Agreed! I was glad Andy spoke up about this, but also sad that it’s necessary.
Got it easily within the time, and I know zero about US geography. Oregon came to mind immediately and then I tried to think of something else somewhere down there with 6 letters. Probably the first Geography final ever solved.
I saw Jake’s “quirks” starting with Monday’s game. If that what works for him, more power to him.
My response to this game’s final was “what are the Dakotas” Dakota IS six letters, but since the names are North Dakota,and,South Dakota, obviously I was way off base.
I got Oregon right away. I missed Nevada. I thought it was too far south.
It was a good clue. It was a runway, so the question was moot.
Since you got Oregon, but thought Nevada was too far south, did you think it was “Oregon & Idahoe”? 😉
Well the category had nailed down the answer to 50 states and then when gave the clue, quickly came up with Oregon and Nevada thinking close by and counting on my fingers to make sure 6 letters.
I got FJ within the 30 seconds. It probably helped that I have driven through both Nevada and Oregon multiple times (though never directly from one to the other).
I got Nevada right away and eventually got Oregon before the time ran out. Don’t know if I would have written it in time though.
Agree about the FJ triple stumpers. The game’s more interesting when all possible outcomes are in play. Trying to engineer a lack of triple stumpers would probably lead to a lot of excellent FJ clues being forgone in favor of inferior clues.
As for today’s clue: I’m still not a fan of needles-in-the-haystack, but at least the haystack was reasonably small.
Does Iowa border Illinois? If it does then do water barriers count? If so, does Alaska then border Hawaii? Probably far-fetched, but maybe the question might have said land border. Just asking.

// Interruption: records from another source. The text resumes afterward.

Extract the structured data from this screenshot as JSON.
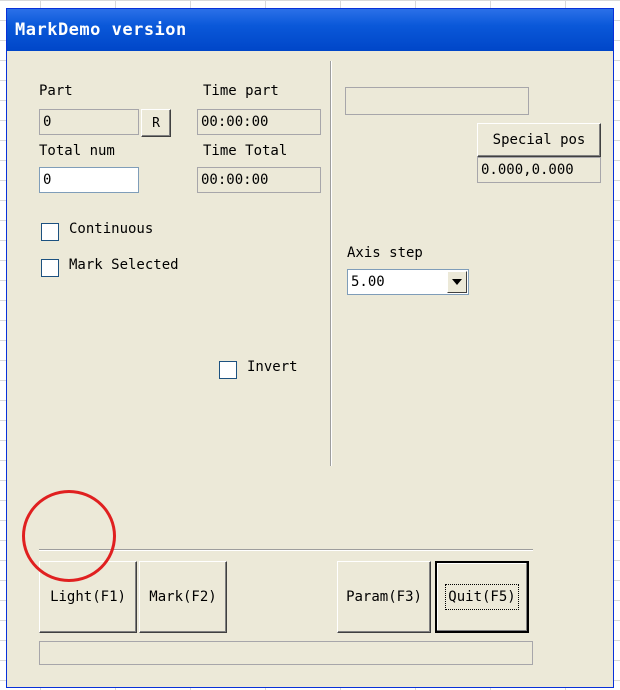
{
  "window": {
    "title": "MarkDemo version"
  },
  "left": {
    "part_label": "Part",
    "part_value": "0",
    "reset_button": "R",
    "time_part_label": "Time part",
    "time_part_value": "00:00:00",
    "total_num_label": "Total num",
    "total_num_value": "0",
    "time_total_label": "Time Total",
    "time_total_value": "00:00:00",
    "continuous_label": "Continuous",
    "continuous_checked": false,
    "mark_selected_label": "Mark Selected",
    "mark_selected_checked": false,
    "invert_label": "Invert",
    "invert_checked": false
  },
  "right": {
    "top_field_value": "",
    "special_pos_button": "Special pos",
    "special_pos_value": "0.000,0.000",
    "axis_step_label": "Axis step",
    "axis_step_selected": "5.00"
  },
  "buttons": {
    "light": "Light(F1)",
    "mark": "Mark(F2)",
    "param": "Param(F3)",
    "quit": "Quit(F5)"
  },
  "status_bar": {
    "text": ""
  },
  "annotation": {
    "highlight_color": "#e02020"
  },
  "colors": {
    "title_bar": "#0a58d9",
    "dialog_bg": "#ece9d8"
  }
}
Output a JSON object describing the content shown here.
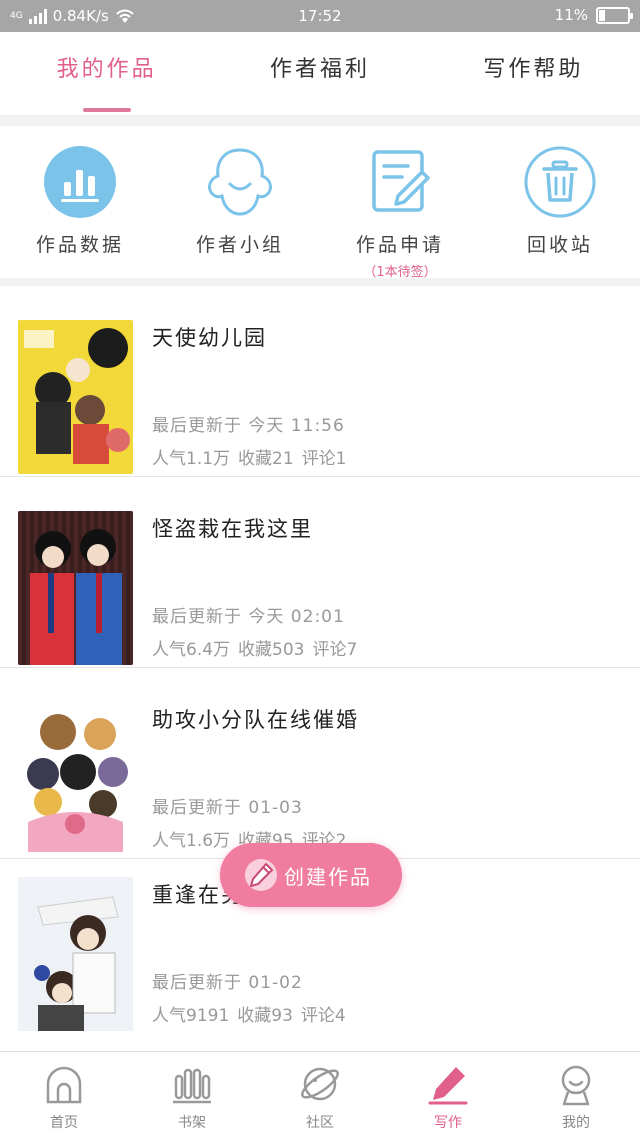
{
  "status": {
    "network": "4G",
    "speed": "0.84K/s",
    "time": "17:52",
    "battery": "11%"
  },
  "tabs": [
    {
      "label": "我的作品",
      "active": true
    },
    {
      "label": "作者福利",
      "active": false
    },
    {
      "label": "写作帮助",
      "active": false
    }
  ],
  "quick": [
    {
      "label": "作品数据",
      "sub": "",
      "icon": "bar-chart-icon"
    },
    {
      "label": "作者小组",
      "sub": "",
      "icon": "group-icon"
    },
    {
      "label": "作品申请",
      "sub": "（1本待签）",
      "icon": "edit-document-icon"
    },
    {
      "label": "回收站",
      "sub": "",
      "icon": "trash-icon"
    }
  ],
  "works": [
    {
      "title": "天使幼儿园",
      "updated": "最后更新于 今天 11:56",
      "popularity": "人气1.1万",
      "favorites": "收藏21",
      "comments": "评论1"
    },
    {
      "title": "怪盗栽在我这里",
      "updated": "最后更新于 今天 02:01",
      "popularity": "人气6.4万",
      "favorites": "收藏503",
      "comments": "评论7"
    },
    {
      "title": "助攻小分队在线催婚",
      "updated": "最后更新于 01-03",
      "popularity": "人气1.6万",
      "favorites": "收藏95",
      "comments": "评论2"
    },
    {
      "title": "重逢在另一个时空",
      "updated": "最后更新于 01-02",
      "popularity": "人气9191",
      "favorites": "收藏93",
      "comments": "评论4"
    }
  ],
  "fab": {
    "label": "创建作品"
  },
  "nav": [
    {
      "label": "首页",
      "icon": "home-icon",
      "active": false
    },
    {
      "label": "书架",
      "icon": "bookshelf-icon",
      "active": false
    },
    {
      "label": "社区",
      "icon": "planet-icon",
      "active": false
    },
    {
      "label": "写作",
      "icon": "pen-icon",
      "active": true
    },
    {
      "label": "我的",
      "icon": "profile-icon",
      "active": false
    }
  ],
  "colors": {
    "accent": "#e0608a",
    "fab": "#f07ca0",
    "iconBlue": "#7cc3ea"
  }
}
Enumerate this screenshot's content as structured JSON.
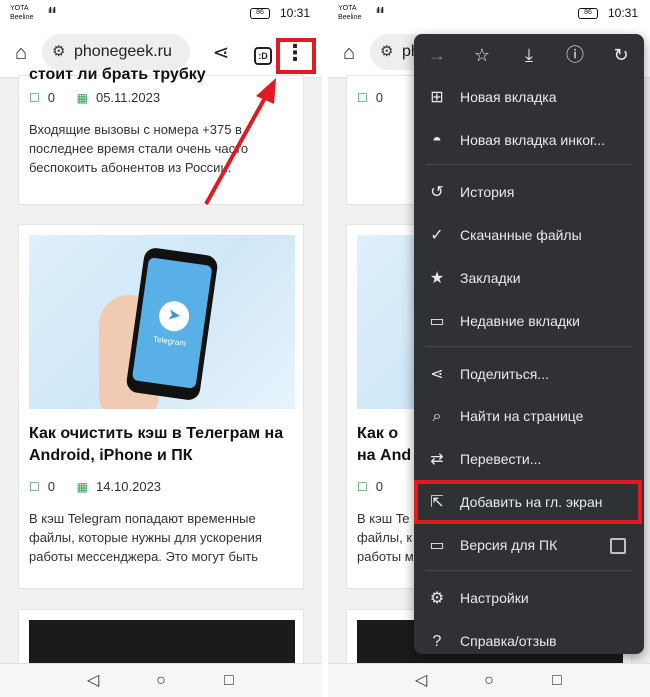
{
  "status": {
    "carrier_line1": "YOTA",
    "carrier_line2": "Beeline",
    "signal": "ıll ıll",
    "battery": "86",
    "time": "10:31"
  },
  "browser": {
    "url": "phonegeek.ru",
    "url_partial": "ph",
    "tabs_badge": ":D"
  },
  "articles": {
    "a1": {
      "title_fragment": "стоит ли брать трубку",
      "comments": "0",
      "date": "05.11.2023",
      "excerpt": "Входящие вызовы с номера +375 в последнее время стали очень часто беспокоить абонентов из России."
    },
    "a2": {
      "image_word": "Telegram",
      "title": "Как очистить кэш в Телеграм на Android, iPhone и ПК",
      "title_partial_1": "Как о",
      "title_partial_2": "на And",
      "comments": "0",
      "date": "14.10.2023",
      "excerpt": "В кэш Telegram попадают временные файлы, которые нужны для ускорения работы мессенджера. Это могут быть",
      "excerpt_partial_1": "В кэш Te",
      "excerpt_partial_2": "файлы, к",
      "excerpt_partial_3": "работы м"
    }
  },
  "menu": {
    "top_icons": [
      "forward-icon",
      "star-icon",
      "download-icon",
      "info-icon",
      "refresh-icon"
    ],
    "items": [
      {
        "label": "Новая вкладка",
        "icon": "add-box-icon"
      },
      {
        "label": "Новая вкладка инког...",
        "icon": "incognito-icon"
      },
      {
        "label": "История",
        "icon": "history-icon"
      },
      {
        "label": "Скачанные файлы",
        "icon": "download-done-icon"
      },
      {
        "label": "Закладки",
        "icon": "star-filled-icon"
      },
      {
        "label": "Недавние вкладки",
        "icon": "devices-icon"
      },
      {
        "label": "Поделиться...",
        "icon": "share-icon"
      },
      {
        "label": "Найти на странице",
        "icon": "find-in-page-icon"
      },
      {
        "label": "Перевести...",
        "icon": "translate-icon"
      },
      {
        "label": "Добавить на гл. экран",
        "icon": "add-to-home-icon"
      },
      {
        "label": "Версия для ПК",
        "icon": "desktop-icon"
      },
      {
        "label": "Настройки",
        "icon": "settings-icon"
      },
      {
        "label": "Справка/отзыв",
        "icon": "help-icon"
      }
    ]
  },
  "colors": {
    "highlight_red": "#e01a22",
    "accent_green": "#2ea44f",
    "menu_bg": "#303134"
  }
}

border of Iowa and Illinois runs down the middle of the river, so part of the river is IA and part of the river is IL; and those parts touch each other.
The same cannot be said for Alaska and Hawaii.